Hide ‘n seek is the greatest dog game ever because there are so many benefits. It keeps children (or adults) engaged. There’s some exercise involved for dogs. When the dog inevitably finds the person hiding, the human-animal bond is enhanced. It’s a great way to reinforce calling your dog to you. And most of all, it’s just plain fun for humans and canines.
You can teach dogs to find items (such as car keys) or people (a hiding child, for instance). Training is similar but not the same. There are various methods of training, including using a clicker. The following technique simply involves using a favorite food treat and praise.
To Find People
Choose a place and ask your dog to sit and stay. As the dog watches, give the child, or whoever is going to hide, a treat that is special to the dog. The dog sees the handoff and smells the treat because the child or other household member is standing about two feet in front of the dog. The person with the treat says, “Sadie, come!” When she does, reward her with the treat.
Repeat multiple times. Each time the person with the treat takes a few steps further back, while Sadie remains where she was originally told to stay.
Soon, the person with the treat calls, “Sadie, come” from the closest room. Repeat this several times, each time standing or sitting in a different place in that room. Once your dog figures that out, change it up. Stand in plain sight further down a hall or in the doorway of another room. Each time she finds the person hiding, give your dog a treat and praise.
Now that she knows the game, hide in a nearby room when she’s not looking. Choose an easy-to-find spot, and call, “Sadie, come!”
She’ll find you. Bonus: this game reinforces your dog’s response to the cue “Come!”
After two or three easy finds, make it tougher. Depending on where they fit, the hider can be under a bed, in a bathtub, on a different floor of the home, or in the basement.
I’ve never met a dog who doesn’t enjoy the game. Once the game gets going in earnest, you don’t always have to offer a treat. However, she will always receive praise. If the kids hiding are fairly young, the dog will feed off their excitement and giggles when she finds them. Unless you live in a mansion, I can assure you the dog will always win.

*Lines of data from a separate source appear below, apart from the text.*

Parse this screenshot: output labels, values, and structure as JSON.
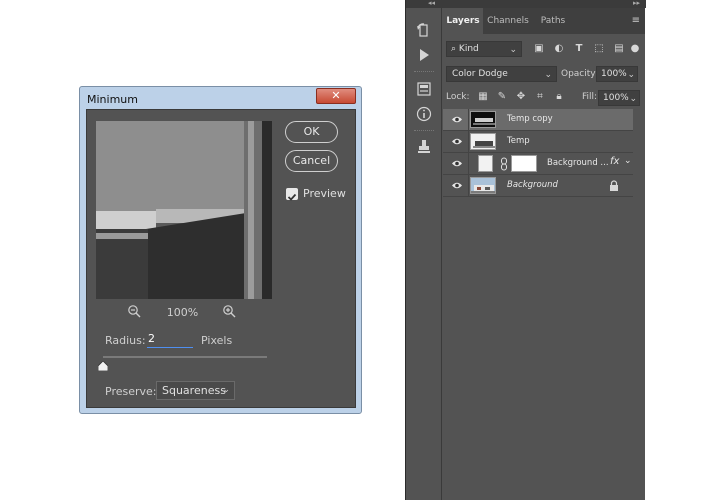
{
  "dialog": {
    "title": "Minimum",
    "close_label": "✕",
    "ok_label": "OK",
    "cancel_label": "Cancel",
    "preview_label": "Preview",
    "preview_checked": true,
    "zoom_value": "100%",
    "radius_label": "Radius:",
    "radius_value": "2",
    "radius_unit": "Pixels",
    "preserve_label": "Preserve:",
    "preserve_value": "Squareness"
  },
  "toolbar": {
    "collapse_left": "◂◂",
    "collapse_right": "▸▸",
    "tools": [
      "history-icon",
      "play-actions-icon",
      "properties-icon",
      "info-icon",
      "clone-source-icon"
    ]
  },
  "layers_panel": {
    "tabs": [
      {
        "label": "Layers",
        "active": true
      },
      {
        "label": "Channels",
        "active": false
      },
      {
        "label": "Paths",
        "active": false
      }
    ],
    "menu_icon": "≡",
    "filter_kind": "Kind",
    "blend_mode": "Color Dodge",
    "opacity_label": "Opacity:",
    "opacity_value": "100%",
    "lock_label": "Lock:",
    "fill_label": "Fill:",
    "fill_value": "100%",
    "layers": [
      {
        "name": "Temp copy",
        "visible": true,
        "selected": true,
        "italic": false
      },
      {
        "name": "Temp",
        "visible": true,
        "selected": false,
        "italic": false
      },
      {
        "name": "Background ...",
        "visible": true,
        "selected": false,
        "italic": false,
        "fx": "fx"
      },
      {
        "name": "Background",
        "visible": true,
        "selected": false,
        "italic": true,
        "locked": true
      }
    ]
  },
  "colors": {
    "panel_bg": "#535353",
    "dialog_frame": "#bcd1e8",
    "close_red": "#c74a33",
    "selected_layer": "#6b6b6b",
    "accent_blue": "#4f8ff0"
  }
}
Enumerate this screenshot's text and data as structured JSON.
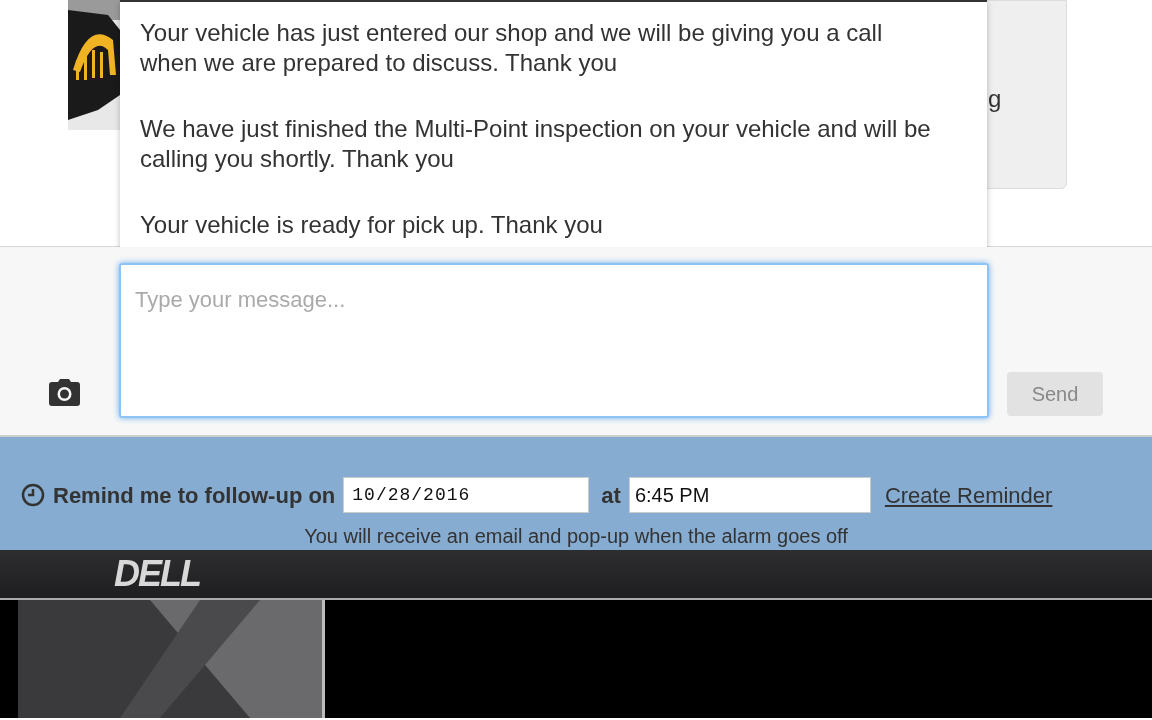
{
  "conversation": {
    "hidden_bubble_text": "g"
  },
  "quick_replies": [
    {
      "text": "Your vehicle has just entered our shop and we will be giving you a call when we are prepared to discuss. Thank you"
    },
    {
      "text": "We have just finished the Multi-Point inspection on your vehicle and will be calling you shortly. Thank you"
    },
    {
      "text": "Your vehicle is ready for pick up. Thank you"
    }
  ],
  "composer": {
    "placeholder": "Type your message...",
    "focused": true,
    "send_button": {
      "label": "Send",
      "disabled": true
    }
  },
  "reminder": {
    "label": "Remind me to follow-up on",
    "date": "10/28/2016",
    "at_label": "at",
    "time": "6:45 PM",
    "link": "Create Reminder",
    "note": "You will receive an email and pop-up when the alarm goes off"
  },
  "monitor_bezel": {
    "logo": "DELL"
  }
}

To Find Objects
I don’t know about you, but I am always losing my car keys. How cool is this – just being able to say, “Max, find my keys.”
Finding objects uses generally the same technique as hide ‘n seek with people, but this is a bit more challenging.
Wipe some Cheez Whiz, fish sauce, barbecue sauce (not spicy, please) – whatever your dog loves- on the keys. Just a little bit will do. Remember, a dog’s sense of smell is about 50,000 times better than ours. Use the same treat each time so the keys always smell the same, but don’t use the hide ‘n seek treat for any other purpose.
Again, start easy so the dog can’t help but to see where you put the keys because they’re lying only two feet in front of you. Say, “Max, find my keys.” He obviously will find them in about two seconds. That’s fine; the secret to successful training is to set up the pup for success and positive reinforcement. As he finds the keys, say “Good boy!”
Over time place the odor-laden keys further and further away from where Max is on his sit-stay but still in plain sight. Eventually, place the keys – still fishy or Cheez Whizzy in another room – but in the center of the room where he can’t miss them. Repeat several times, while Max is on a sit-stay, saying, “Find my keys” as the release cue.
After multiple successes finding keys hidden in plain sight, make the game more challenging, placing keys under a sofa (but in a spot where they can be sniffed), or on the floor behind a closed door. Each time he finds them, say “Good dog!” And act excited. You should be. Soon, if you’re like me, one day it will no longer be a game – you’ll actually misplace your keys. And when that day comes, your dog will be the hero!
This article was reviewed/edited by board-certified veterinary behaviorist Dr. Kenneth Martin and/or veterinary technician specialist in behavior Debbie Martin, LVT.